Mr. Boyhan asked the candidates whether they believe the state should continue with the mandated cap on property taxes once it expires in 2016.
“It would be nice to have a little more flexibility, but we have to see where the economy goes. I can understand where the spirit of the tax cap came in,” Ms. Kolhoff replied. “Ultimately, funding of the schools is up to the community, what burden they’re willing to bear, so that issue needs to go out to the voters.”
“I do not think the state should continue with the tax cap in 2016,” Ms. Samot said. With many unfunded mandates, Ms. Samot said it will be “more and more difficult” for Sag Harbor to stay under the cap while maintaining its programs and staff. She stressed the need for continued long range planning with community input.
“The tax cap takes away the local control,” she added. “The local community should be in control of their school district and that includes the spending and the programs that they want in place.”
The tax cap “was quite frightening for all of us and we have managed to stay under it,” said Ms. Kruel. “It is going to start to decimate programs and the teachers, that’s not what the Sag Harbor community is about. I do think that it’s going to be problematic for us.”
“We’ve actually gained a lot of trust throughout the community that we’ve been able to do this, but I think it has not been easy,” she said, adding later, “With or without a tax cap, it’s important to me to be respectful for all of our taxpayers.”
“The concept of a tax cap or limitation on financial matters is a good idea,” said Mr. Ré. “It should be examined in terms of the percentage, I understand how it was originally derived, but I think that that can be refined.”
Mr. Ré added he would like to see “a much longer range plan” of three to five years and the district should look into other options, such as grants and new programs, to secure funding.
Referencing the budget tightening under the tax cap, Mr. Boyhan said many districts are looking toward shared services as a way of saving money and asked the candidates for new ideas of how Sag Harbor could share services.
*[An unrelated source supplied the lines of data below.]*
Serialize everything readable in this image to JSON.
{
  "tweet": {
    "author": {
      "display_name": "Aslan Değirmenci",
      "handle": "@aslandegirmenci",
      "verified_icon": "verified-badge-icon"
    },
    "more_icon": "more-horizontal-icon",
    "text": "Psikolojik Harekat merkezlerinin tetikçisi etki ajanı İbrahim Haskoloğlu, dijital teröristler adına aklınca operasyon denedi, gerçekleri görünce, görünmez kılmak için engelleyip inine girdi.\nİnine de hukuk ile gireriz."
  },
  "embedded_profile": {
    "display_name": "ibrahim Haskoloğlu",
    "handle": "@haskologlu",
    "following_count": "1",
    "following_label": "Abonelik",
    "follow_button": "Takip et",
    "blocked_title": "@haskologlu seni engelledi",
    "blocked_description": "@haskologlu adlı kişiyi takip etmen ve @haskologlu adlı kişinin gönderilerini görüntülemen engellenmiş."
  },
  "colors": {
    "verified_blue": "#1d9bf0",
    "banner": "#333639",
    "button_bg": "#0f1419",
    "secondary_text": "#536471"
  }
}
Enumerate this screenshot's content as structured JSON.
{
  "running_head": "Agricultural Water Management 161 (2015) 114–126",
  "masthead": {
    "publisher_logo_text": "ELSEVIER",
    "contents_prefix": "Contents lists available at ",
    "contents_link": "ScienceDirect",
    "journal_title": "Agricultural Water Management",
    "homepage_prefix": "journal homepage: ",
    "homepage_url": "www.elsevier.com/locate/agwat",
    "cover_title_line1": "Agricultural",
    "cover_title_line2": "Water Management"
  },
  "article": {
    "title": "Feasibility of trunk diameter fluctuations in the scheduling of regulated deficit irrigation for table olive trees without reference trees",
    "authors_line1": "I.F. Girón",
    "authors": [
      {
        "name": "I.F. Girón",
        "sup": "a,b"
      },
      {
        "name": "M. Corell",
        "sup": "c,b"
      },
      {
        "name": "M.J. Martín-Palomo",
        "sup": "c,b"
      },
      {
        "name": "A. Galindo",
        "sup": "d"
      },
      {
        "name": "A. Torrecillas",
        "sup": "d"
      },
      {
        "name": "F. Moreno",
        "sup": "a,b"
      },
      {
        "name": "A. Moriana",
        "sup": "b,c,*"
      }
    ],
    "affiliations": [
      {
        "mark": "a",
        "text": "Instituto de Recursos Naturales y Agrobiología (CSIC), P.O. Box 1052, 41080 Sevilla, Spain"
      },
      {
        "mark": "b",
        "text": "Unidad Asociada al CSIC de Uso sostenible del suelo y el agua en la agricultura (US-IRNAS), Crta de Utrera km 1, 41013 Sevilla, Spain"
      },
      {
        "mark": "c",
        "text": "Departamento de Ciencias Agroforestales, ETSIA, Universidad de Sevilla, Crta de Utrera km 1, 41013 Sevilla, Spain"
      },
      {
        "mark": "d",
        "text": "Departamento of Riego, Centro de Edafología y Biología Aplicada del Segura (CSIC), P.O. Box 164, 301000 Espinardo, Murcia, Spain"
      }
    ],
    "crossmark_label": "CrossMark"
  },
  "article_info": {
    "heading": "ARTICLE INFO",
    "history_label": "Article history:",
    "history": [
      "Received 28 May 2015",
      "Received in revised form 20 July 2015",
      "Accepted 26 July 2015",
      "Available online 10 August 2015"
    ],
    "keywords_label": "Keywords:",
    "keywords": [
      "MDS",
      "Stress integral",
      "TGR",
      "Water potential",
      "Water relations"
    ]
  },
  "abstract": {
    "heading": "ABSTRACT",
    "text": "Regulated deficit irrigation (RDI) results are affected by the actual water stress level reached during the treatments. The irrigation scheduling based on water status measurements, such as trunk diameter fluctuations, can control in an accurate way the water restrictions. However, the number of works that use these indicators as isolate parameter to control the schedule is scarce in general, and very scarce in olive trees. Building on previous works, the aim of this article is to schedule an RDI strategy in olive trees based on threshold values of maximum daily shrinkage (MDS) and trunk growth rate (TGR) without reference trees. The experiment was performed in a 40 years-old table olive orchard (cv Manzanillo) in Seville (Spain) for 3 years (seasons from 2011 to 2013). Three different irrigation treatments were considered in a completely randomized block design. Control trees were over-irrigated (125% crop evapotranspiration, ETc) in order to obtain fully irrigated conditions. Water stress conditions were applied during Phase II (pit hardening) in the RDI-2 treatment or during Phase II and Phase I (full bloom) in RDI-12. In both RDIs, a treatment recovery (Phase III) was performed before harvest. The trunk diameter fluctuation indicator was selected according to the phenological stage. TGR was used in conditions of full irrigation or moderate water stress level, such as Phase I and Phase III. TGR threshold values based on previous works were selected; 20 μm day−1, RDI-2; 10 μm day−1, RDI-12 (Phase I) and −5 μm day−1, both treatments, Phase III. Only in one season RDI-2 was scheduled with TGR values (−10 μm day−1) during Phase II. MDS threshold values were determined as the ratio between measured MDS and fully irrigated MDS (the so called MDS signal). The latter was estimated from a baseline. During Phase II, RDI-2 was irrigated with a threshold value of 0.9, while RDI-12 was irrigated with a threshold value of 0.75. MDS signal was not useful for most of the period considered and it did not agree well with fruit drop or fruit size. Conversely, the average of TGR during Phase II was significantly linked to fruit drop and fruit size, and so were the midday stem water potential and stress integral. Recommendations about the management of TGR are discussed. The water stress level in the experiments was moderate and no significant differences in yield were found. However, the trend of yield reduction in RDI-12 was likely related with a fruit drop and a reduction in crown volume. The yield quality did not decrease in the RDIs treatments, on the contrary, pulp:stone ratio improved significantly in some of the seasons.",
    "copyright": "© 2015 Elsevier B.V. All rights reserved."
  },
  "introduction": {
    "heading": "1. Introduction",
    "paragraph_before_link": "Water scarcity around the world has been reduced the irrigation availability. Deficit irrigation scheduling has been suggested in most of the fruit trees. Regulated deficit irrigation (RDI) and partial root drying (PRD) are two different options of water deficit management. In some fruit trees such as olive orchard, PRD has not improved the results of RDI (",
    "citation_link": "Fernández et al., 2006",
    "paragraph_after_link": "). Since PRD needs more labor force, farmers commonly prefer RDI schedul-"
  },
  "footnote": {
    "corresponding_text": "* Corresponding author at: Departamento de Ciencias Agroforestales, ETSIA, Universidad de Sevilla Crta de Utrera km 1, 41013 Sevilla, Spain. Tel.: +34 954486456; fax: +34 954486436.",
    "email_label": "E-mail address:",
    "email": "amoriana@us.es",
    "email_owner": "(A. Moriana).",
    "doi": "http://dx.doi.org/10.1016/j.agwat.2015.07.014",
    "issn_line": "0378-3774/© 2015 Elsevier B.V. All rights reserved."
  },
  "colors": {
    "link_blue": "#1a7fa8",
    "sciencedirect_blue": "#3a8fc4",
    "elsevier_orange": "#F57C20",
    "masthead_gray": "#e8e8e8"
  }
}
Ms. Samot said the board is planning on hosting a program with its administrators and neighboring districts to look at ways they could share services. She said some of those savings could come from personnel areas, sharing sports or sharing “some of our more advanced programs.”
“There’s going to come a time when we’re going to have to sit down with the smaller districts and consolidation is going to be inevitable,” Ms. Kruel said.
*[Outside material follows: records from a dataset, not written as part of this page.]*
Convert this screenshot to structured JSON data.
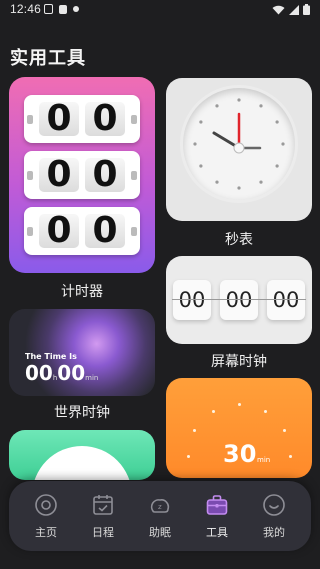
{
  "status_bar": {
    "time": "12:46"
  },
  "page": {
    "title": "实用工具"
  },
  "tools": {
    "timer": {
      "label": "计时器",
      "rows": [
        [
          "00"
        ],
        [
          "00"
        ],
        [
          "00"
        ]
      ],
      "digits": [
        "0",
        "0",
        "0",
        "0",
        "0",
        "0"
      ]
    },
    "stopwatch": {
      "label": "秒表"
    },
    "flip_clock": {
      "label": "屏幕时钟",
      "digits": [
        "00",
        "00",
        "00"
      ]
    },
    "world_clock": {
      "label": "世界时钟",
      "caption": "The Time Is",
      "hours": "00",
      "hours_unit": "h",
      "minutes": "00",
      "minutes_unit": "min"
    },
    "countdown": {
      "value": "30",
      "unit": "min"
    }
  },
  "nav": {
    "items": [
      {
        "label": "主页",
        "icon": "home-circle-icon"
      },
      {
        "label": "日程",
        "icon": "calendar-icon"
      },
      {
        "label": "助眠",
        "icon": "sleep-icon"
      },
      {
        "label": "工具",
        "icon": "toolbox-icon"
      },
      {
        "label": "我的",
        "icon": "profile-icon"
      }
    ],
    "active_index": 3,
    "active_color": "#c38cf0"
  }
}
Rather than viewing consolidation as failure, she said, other districts need to be on board and “understand that uniting with us makes the district stronger and better.”
Mr. Ré agreed consolidation is going to have to happen at some point. Excellence, he said, would draw the parents and encourage them to rationally pressure their district “to find a way to work together in a consolidation.”
“If we’re going to look at consolidation,” Ms. Kolhoff said, “we really need to explore what our options are, how much money it would save us, what are the benefits, what are the detriments.”
“Consolidation needs to be on the table, but I’m not willing to commit one way or another without more information,” she added, adding it is “absolutely worth exploring.”
All four candidates agreed the research supports later school start times and such a change would be beneficial to Sag Harbor’s children, although they also recognized with sports schedules and other logistical constraints, the district would need to be creative if it were to change its times.
The candidates also unanimously favored pursuing more green initiatives within the schools.
The Sag Harbor school board budget vote and elections will be held Tuesday, May 20, from 7 a.m. to 9 p.m. in the Pierson gymnasium.